Best answer: In LA I got nailed at a smart meter and discovered that they're hooked to local patrols that make it their business to be at the meter when it expires. The companies that get these city contracts are for-profit and get a cut of the fines.
posted by quince at 2:21 PM on June 17, 2014

Fidel Cashflow: How would the meter know that your car is still parked in a space when the meter expires?

From the article:

"Another benefit of the smart meters will become available later this year when in-pavement sensors will be installed so customers can use an app to find unoccupied, on-street parking spaces in Bethesda"

That's how. Every parking head knows if a car is present in it's space. This also has the evil benefit of zeroing the time on the meter when the car leaves...
posted by JoeZydeco at 2:46 PM on June 17, 2014 [1 favorite]

I don't know if the in-street sensors are already installed in Bethesda but if so that is probably it, in combination with the fact that they have a lot of people patrolling the downtown area (if that's where you are referring to).

If this is of any consolation, according to a totally inanely written article I read some time ago, they don't wait on cars nearing their expiration... but a single employee can issue a lot of tickets.:

Parking enforcement officers are paid by the hour, not by the ticket, Nash says. “There is no quota, no commission. … The officers have no incentive to stop,” he says. “If they see there’s a meter with one minute left, they’re not supposed to stand and wait for the minute to pass. They’re supposed to keep moving. … Believe me, there are plenty of expired meters down the way.”

.... . On average, he says, he issues 40 tickets a day on his route (though on sunny, summer days when everyone comes out to play he may issue as many as 70).

posted by NikitaNikita at 3:08 PM on June 17, 2014

How often are you more than a few minutes late to an expired meter?

It seems to me most often if you're going to get a parking ticket you're going to be a few minutes late as opposed to 30+ minutes late (because, you know, the meter is running...)
posted by bitdamaged at 3:30 PM on June 17, 2014 [1 favorite]
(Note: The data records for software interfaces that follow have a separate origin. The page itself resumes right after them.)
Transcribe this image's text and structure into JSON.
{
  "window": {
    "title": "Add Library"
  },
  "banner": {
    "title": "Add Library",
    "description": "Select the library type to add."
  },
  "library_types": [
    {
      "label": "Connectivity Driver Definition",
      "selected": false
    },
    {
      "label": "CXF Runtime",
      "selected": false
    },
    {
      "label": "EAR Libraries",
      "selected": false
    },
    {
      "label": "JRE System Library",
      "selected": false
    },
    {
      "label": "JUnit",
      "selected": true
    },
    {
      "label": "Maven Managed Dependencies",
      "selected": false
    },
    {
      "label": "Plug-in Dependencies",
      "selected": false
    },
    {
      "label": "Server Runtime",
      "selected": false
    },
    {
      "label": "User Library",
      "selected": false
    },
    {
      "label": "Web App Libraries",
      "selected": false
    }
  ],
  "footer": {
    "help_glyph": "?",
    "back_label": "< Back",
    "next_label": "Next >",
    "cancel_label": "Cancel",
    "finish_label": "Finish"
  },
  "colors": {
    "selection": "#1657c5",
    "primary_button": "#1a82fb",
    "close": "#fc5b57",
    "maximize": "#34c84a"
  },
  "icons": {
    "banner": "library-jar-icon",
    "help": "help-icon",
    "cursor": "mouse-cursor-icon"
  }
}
Yeah, I got ticketed in Denver about 2 minutes after it expired, and I got there about 2 minutes after that. But I think they just patrol the museum-library-court area pretty heavily. Having owned a business in an area that had limited parking, and lots of meters, I can say that people hate being dinged so efficiently, and will then go to the mall. When Portland, Maine had a policy to forgive 1 ticket every 6 months or whatever, I thought it was really good for local business, but they stopped that policy. penny-wise.
posted by theora55 at 3:50 PM on June 17, 2014 [1 favorite]
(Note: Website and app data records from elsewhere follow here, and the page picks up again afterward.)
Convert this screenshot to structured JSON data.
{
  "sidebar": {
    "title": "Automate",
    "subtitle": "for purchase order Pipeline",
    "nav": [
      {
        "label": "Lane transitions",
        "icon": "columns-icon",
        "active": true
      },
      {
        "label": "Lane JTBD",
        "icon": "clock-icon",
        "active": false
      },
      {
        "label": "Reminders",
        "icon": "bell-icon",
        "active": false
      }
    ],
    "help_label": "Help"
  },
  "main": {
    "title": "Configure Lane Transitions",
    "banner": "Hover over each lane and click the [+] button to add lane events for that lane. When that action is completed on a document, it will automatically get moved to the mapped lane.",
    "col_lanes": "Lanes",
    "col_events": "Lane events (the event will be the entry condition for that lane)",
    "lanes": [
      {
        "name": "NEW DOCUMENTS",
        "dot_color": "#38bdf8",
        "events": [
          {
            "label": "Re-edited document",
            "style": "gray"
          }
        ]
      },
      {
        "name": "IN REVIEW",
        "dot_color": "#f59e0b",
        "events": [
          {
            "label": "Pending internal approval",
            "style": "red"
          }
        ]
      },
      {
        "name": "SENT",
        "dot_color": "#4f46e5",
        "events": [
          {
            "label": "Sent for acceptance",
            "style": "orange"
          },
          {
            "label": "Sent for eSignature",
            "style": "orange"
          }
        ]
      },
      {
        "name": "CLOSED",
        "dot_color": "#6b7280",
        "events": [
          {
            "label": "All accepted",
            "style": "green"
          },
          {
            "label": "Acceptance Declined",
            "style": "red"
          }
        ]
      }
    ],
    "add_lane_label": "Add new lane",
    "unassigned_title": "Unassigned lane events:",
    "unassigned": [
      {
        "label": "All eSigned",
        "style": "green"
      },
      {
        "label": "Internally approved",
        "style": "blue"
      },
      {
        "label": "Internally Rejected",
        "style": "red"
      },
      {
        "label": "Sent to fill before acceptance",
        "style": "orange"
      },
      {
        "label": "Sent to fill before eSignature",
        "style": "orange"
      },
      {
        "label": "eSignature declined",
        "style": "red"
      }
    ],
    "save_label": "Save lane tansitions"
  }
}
about 2 minutes after it expired, and I got there about 2 minutes after that

For what it's worth, a lot of areas (Chicago is one of them) have a five minute buffer around meter tickets. If your meter expires at 8:03 and you get a ticket at 8:06, you can write a letter to contest the ticket (obviously saying that you returned to your car within 5 minutes and had JUST gotten the ticket) and the ticket will be forgiven.

Most people just don't read the fine print or don't care enough to bother. Personally I only know this because I returned to my car literally three minutes after my thing expired, already had a ticket, and the ticketing person was a few cars down the way from me. I went to her and was like "AAAH I AM HERE DON'T GIVE ME A TICKET" and she said "oh, well, I can't take the ticket back once I've issued it, but since you're back at your car within 5 minutes, you can contest it, you know." And I did and the ticket vanished.

Anyway, my point is, check to see what the rules are locally and see if you can get them dropped. 2 minutes is just stupid.
posted by phunniemee at 6:42 AM on June 18, 2014

« Older Best way to get audio from youtube videos into a...   |   Can anyone identify this... Thing? Newer »
This thread is closed to new comments.